Everyone experiences mood swings now and then. You can be in a perfectly good mood one minute, then something happens that suddenly puts you in a bad or frustrated mood. While occasional moodiness is normal, frequent negative mood shifts can indicate an underlying issue. Understanding the common causes of sudden bad moods gives you power over identifying triggers and making positive changes.
Common Causes of Sudden Mood Shifts
There are a variety of factors that can prompt a quick change in mood, including:
- Stress – High stress depletes your ability to manage frustrations. Accumulated stressors or a new triggering event can quickly turn your mood sour.
- Hormone Changes – Fluctuating levels of hormones like estrogen, cortisol, melatonin, and testosterone around your menstrual cycle or due to health conditions can impact mood regulation.
- Low Blood Sugar – When blood sugar crashes from not eating for an extended time, it can cause irritability, anxiety, sadness, and other negative emotions.
- Lack of Sleep – Fatigue reduces your ability to respond to challenges calmly and rationally. Just one night of poor sleep can affect mood.
- Dehydration – Inadequate fluid intake causes headaches, exhaustion and dizziness which translates into feeling cranky or short-tempered.
- Medication Side Effects – Some medications like steroids directly list mood changes or instability as a potential side effect.
- Drug or Alcohol Withdrawal – Coming off of substances you’re dependent on disturbs brain chemistry and disrupts mood.
- Pain – Physical discomfort from an injury, illness, or condition like arthritis can understandably put you in a bad mood.
- External Triggers – Traffic jams, long lines, being late, messy rooms, and noisy environments are examples of things that can heighten frustration and moodiness.
- Interpersonal Conflict – Disagreements, criticism, disappointment from friends, family, or coworkers often negatively shift your emotions.
Paying attention to any trends around your mood changes provides insight. Ask yourself:
- Does your mood shift at certain times like before meals, when tired, or under deadline pressure?
- Do you have mood swings around your menstrual cycle?
- Does your mood plummet after interacting with specific people or in certain situations?
- Have you recently started any new medications?
- Are you under high general life stressors?
If the same triggers precede your sudden moodiness, that points to an area to address. For example, if you get “hangry” when too long between meals, adjusting meal frequency could help level your moods.
Coping with Quick Shifts in Mood
Strategies to manage sudden moodiness include:
- Eat regular, balanced meals and stay hydrated
- Get enough quality sleep and take breaks to rest
- Carve out time for enjoyable hobbies and social connection
- Reduce stress through exercise, meditation, organization
- Communicate your feelings constructively to resolve conflicts
- Be prepared for situations that frustrate you like crowded places

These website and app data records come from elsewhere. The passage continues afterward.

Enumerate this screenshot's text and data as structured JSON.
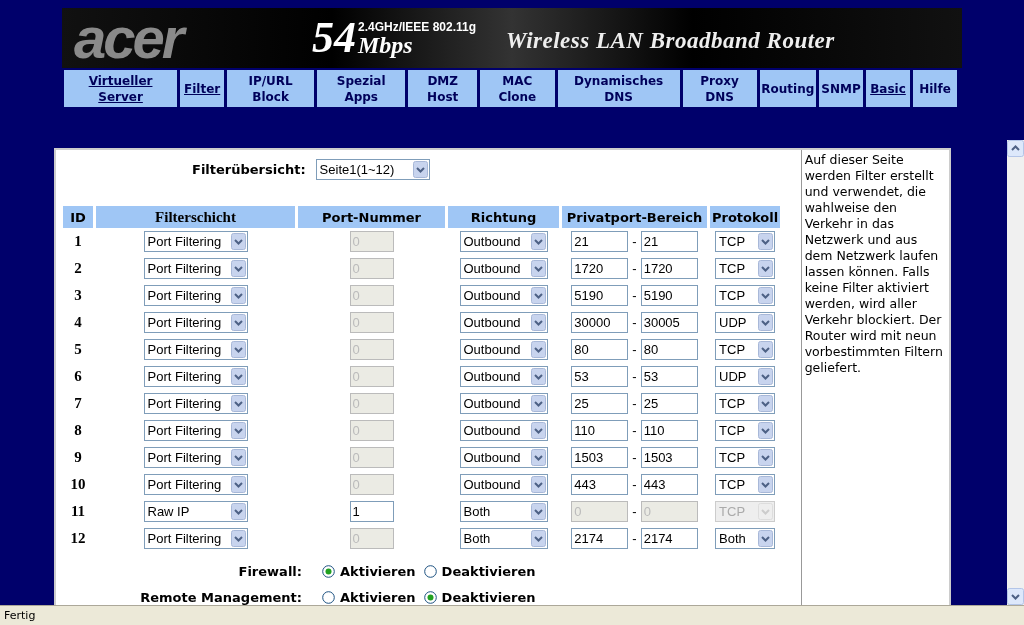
{
  "banner": {
    "logo": "acer",
    "speed": "54",
    "band": "2.4GHz/IEEE 802.11g",
    "unit": "Mbps",
    "product": "Wireless LAN Broadband Router"
  },
  "nav": {
    "left": [
      {
        "label": "Virtueller Server",
        "underlined": true
      },
      {
        "label": "Filter",
        "underlined": true
      },
      {
        "label": "IP/URL Block",
        "underlined": false
      },
      {
        "label": "Spezial Apps",
        "underlined": false
      },
      {
        "label": "DMZ Host",
        "underlined": false
      },
      {
        "label": "MAC Clone",
        "underlined": false
      },
      {
        "label": "Dynamisches DNS",
        "underlined": false
      },
      {
        "label": "Proxy DNS",
        "underlined": false
      },
      {
        "label": "Routing",
        "underlined": false
      },
      {
        "label": "SNMP",
        "underlined": false
      }
    ],
    "right": [
      {
        "label": "Basic",
        "underlined": true
      },
      {
        "label": "Hilfe",
        "underlined": false
      }
    ]
  },
  "overview": {
    "label": "Filterübersicht:",
    "value": "Seite1(1~12)"
  },
  "table": {
    "columns": [
      "ID",
      "Filterschicht",
      "Port-Nummer",
      "Richtung",
      "Privatport-Bereich",
      "Protokoll"
    ],
    "rows": [
      {
        "id": "1",
        "layer": "Port Filtering",
        "port": "0",
        "port_disabled": true,
        "direction": "Outbound",
        "from": "21",
        "to": "21",
        "range_disabled": false,
        "protocol": "TCP",
        "protocol_disabled": false
      },
      {
        "id": "2",
        "layer": "Port Filtering",
        "port": "0",
        "port_disabled": true,
        "direction": "Outbound",
        "from": "1720",
        "to": "1720",
        "range_disabled": false,
        "protocol": "TCP",
        "protocol_disabled": false
      },
      {
        "id": "3",
        "layer": "Port Filtering",
        "port": "0",
        "port_disabled": true,
        "direction": "Outbound",
        "from": "5190",
        "to": "5190",
        "range_disabled": false,
        "protocol": "TCP",
        "protocol_disabled": false
      },
      {
        "id": "4",
        "layer": "Port Filtering",
        "port": "0",
        "port_disabled": true,
        "direction": "Outbound",
        "from": "30000",
        "to": "30005",
        "range_disabled": false,
        "protocol": "UDP",
        "protocol_disabled": false
      },
      {
        "id": "5",
        "layer": "Port Filtering",
        "port": "0",
        "port_disabled": true,
        "direction": "Outbound",
        "from": "80",
        "to": "80",
        "range_disabled": false,
        "protocol": "TCP",
        "protocol_disabled": false
      },
      {
        "id": "6",
        "layer": "Port Filtering",
        "port": "0",
        "port_disabled": true,
        "direction": "Outbound",
        "from": "53",
        "to": "53",
        "range_disabled": false,
        "protocol": "UDP",
        "protocol_disabled": false
      },
      {
        "id": "7",
        "layer": "Port Filtering",
        "port": "0",
        "port_disabled": true,
        "direction": "Outbound",
        "from": "25",
        "to": "25",
        "range_disabled": false,
        "protocol": "TCP",
        "protocol_disabled": false
      },
      {
        "id": "8",
        "layer": "Port Filtering",
        "port": "0",
        "port_disabled": true,
        "direction": "Outbound",
        "from": "110",
        "to": "110",
        "range_disabled": false,
        "protocol": "TCP",
        "protocol_disabled": false
      },
      {
        "id": "9",
        "layer": "Port Filtering",
        "port": "0",
        "port_disabled": true,
        "direction": "Outbound",
        "from": "1503",
        "to": "1503",
        "range_disabled": false,
        "protocol": "TCP",
        "protocol_disabled": false
      },
      {
        "id": "10",
        "layer": "Port Filtering",
        "port": "0",
        "port_disabled": true,
        "direction": "Outbound",
        "from": "443",
        "to": "443",
        "range_disabled": false,
        "protocol": "TCP",
        "protocol_disabled": false
      },
      {
        "id": "11",
        "layer": "Raw IP",
        "port": "1",
        "port_disabled": false,
        "direction": "Both",
        "from": "0",
        "to": "0",
        "range_disabled": true,
        "protocol": "TCP",
        "protocol_disabled": true
      },
      {
        "id": "12",
        "layer": "Port Filtering",
        "port": "0",
        "port_disabled": true,
        "direction": "Both",
        "from": "2174",
        "to": "2174",
        "range_disabled": false,
        "protocol": "Both",
        "protocol_disabled": false
      }
    ]
  },
  "range_separator": "-",
  "options": [
    {
      "label": "Firewall:",
      "choices": [
        {
          "label": "Aktivieren",
          "selected": true
        },
        {
          "label": "Deaktivieren",
          "selected": false
        }
      ]
    },
    {
      "label": "Remote Management:",
      "choices": [
        {
          "label": "Aktivieren",
          "selected": false
        },
        {
          "label": "Deaktivieren",
          "selected": true
        }
      ]
    }
  ],
  "help": "Auf dieser Seite werden Filter erstellt und verwendet, die wahlweise den Verkehr in das Netzwerk und aus dem Netzwerk laufen lassen können. Falls keine Filter aktiviert werden, wird aller Verkehr blockiert. Der Router wird mit neun vorbestimmten Filtern geliefert.",
  "status_bar": "Fertig"
}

- Ask loved ones for patience and remind yourself moods pass
- Avoid drugs, alcohol, and unnecessary medications
- Seek treatment for chronic pain or mental health conditions
Learning your triggers, being patient with yourself, and adopting healthy lifestyle habits can smooth out mood instability. However, if mood swings persist and significantly disrupt your life, consult your doctor or a counselor. Intense moodiness may indicate an underlying medical or psychological condition needing treatment. Don’t dismiss frequent turbulent moods as just being part of your personality – take steps to regain emotional balance.